Theresa Lee, founder of the San Francisco bag company, Future Glory believes that business can help create social change. So, with every purchase, the company donates a portion of proceeds to local organizations that are dedicated to rebuilding women’s lives. Future Glory has provided support to a number of San Francisco organizations aiding women who have been victims of trafficking and domestic violence. The company’s paid apprenticeship program is also geared towards helping women in difficult situations get back on their feet. We asked Theresa more about her social mission.
Hi Theresa. Your business provides support to women’s organizations, why was that important to you?
I feel that women often times start out a step behind – we’ve always had to work harder to be on equal footing with men and I wanted to provide support to the underdog. I’ve seen a lot women struggle and wanted to contribute in the small ways I could.
Tell me about your apprenticeship program, what are some of the challenges your apprentices face entering or entering the workforce, and what do you hope the program does for them?
We hire from all different backgrounds but we like to reserve a few spots to provide training and job opportunities to those who are looking to get back on their feet.
“I’m hoping this program can help individuals be independent in this world, gain confidence and really develop the gifts and talents they were born with.”
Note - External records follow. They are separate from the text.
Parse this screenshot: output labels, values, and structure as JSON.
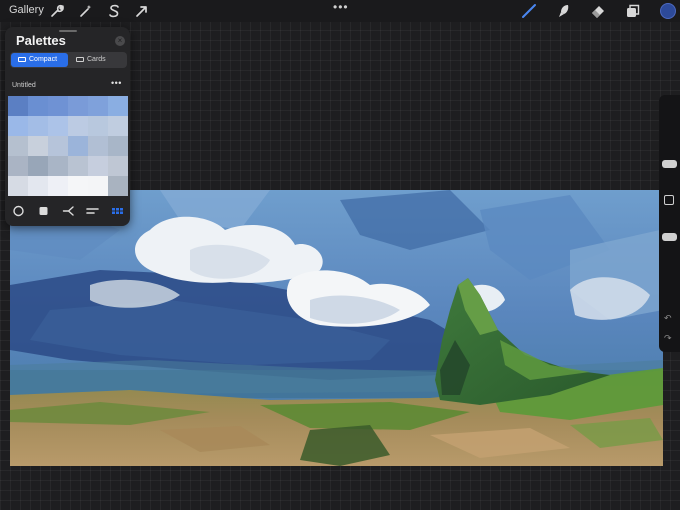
{
  "toolbar": {
    "gallery_label": "Gallery",
    "more_label": "•••",
    "left_icons": [
      "wrench-icon",
      "magic-wand-icon",
      "selection-s-icon",
      "transform-arrow-icon"
    ],
    "right_icons": [
      "brush-icon",
      "smudge-icon",
      "eraser-icon",
      "layers-icon"
    ],
    "active_color": "#2d4a9a"
  },
  "palettes": {
    "title": "Palettes",
    "close_label": "×",
    "tabs": [
      {
        "label": "Compact",
        "active": true
      },
      {
        "label": "Cards",
        "active": false
      }
    ],
    "palette_name": "Untitled",
    "palette_more": "•••",
    "swatches": [
      "#5b7fc3",
      "#6a8fd2",
      "#6f92d4",
      "#7a9bd8",
      "#7fa1db",
      "#8aaee2",
      "#9ab8e8",
      "#a3bde6",
      "#acc3e8",
      "#bccbe3",
      "#b8c8de",
      "#c0cde0",
      "#b5c0cf",
      "#c8d0dc",
      "#b6c4da",
      "#9bb4da",
      "#b1bfd4",
      "#a8b6c8",
      "#aab4c4",
      "#98a6b8",
      "#a9b5c6",
      "#b9c3d2",
      "#c6cede",
      "#bfc7d4",
      "#d6dbe4",
      "#e3e7ef",
      "#eef0f6",
      "#f5f6f8",
      "#f4f5f7",
      "#a9b3c0"
    ],
    "tools": [
      "disc-icon",
      "classic-icon",
      "harmony-icon",
      "value-icon",
      "palettes-grid-icon"
    ],
    "accent": "#2a6ee8"
  },
  "sidebar": {
    "undo_label": "↶",
    "redo_label": "↷"
  }
}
Many of the apprentices may not have a lot of work experience so sometimes the learning curve is high which can present challenges in various ways.
I’m hoping this program can help individuals be independent in this world, gain confidence and really develop the gifts and talents they were born with. I also hope this opportunity can open more doors for them in their future.
Human trafficking is the single most lucrative industry in the world, and yet, it feels like it doesn’t get enough attention. Why do you think that is and how do you try and bring awareness to it?
Human trafficking is an uncomfortable or taboo subject to talk about so it’s not always a first choice of conversation. It was one of our first causes we championed and we never really shied away from talking about it. We’ve expanded our list of causes since our launch three years ago but people still ask us about the topic.
As a woman what were some of your own challenges that you faced starting this business?
One of the biggest challenges of starting the business was actually a self-imposed mental hurdle. You have to get over the many fears that will constantly come your way in the early stages: whether it be concerning yourself with peer approval, second guessing your entire business model or even wondering if you should throw in the towel or keep moving forward. Mental perseverance and an absurd amount of hard work will take you a long way.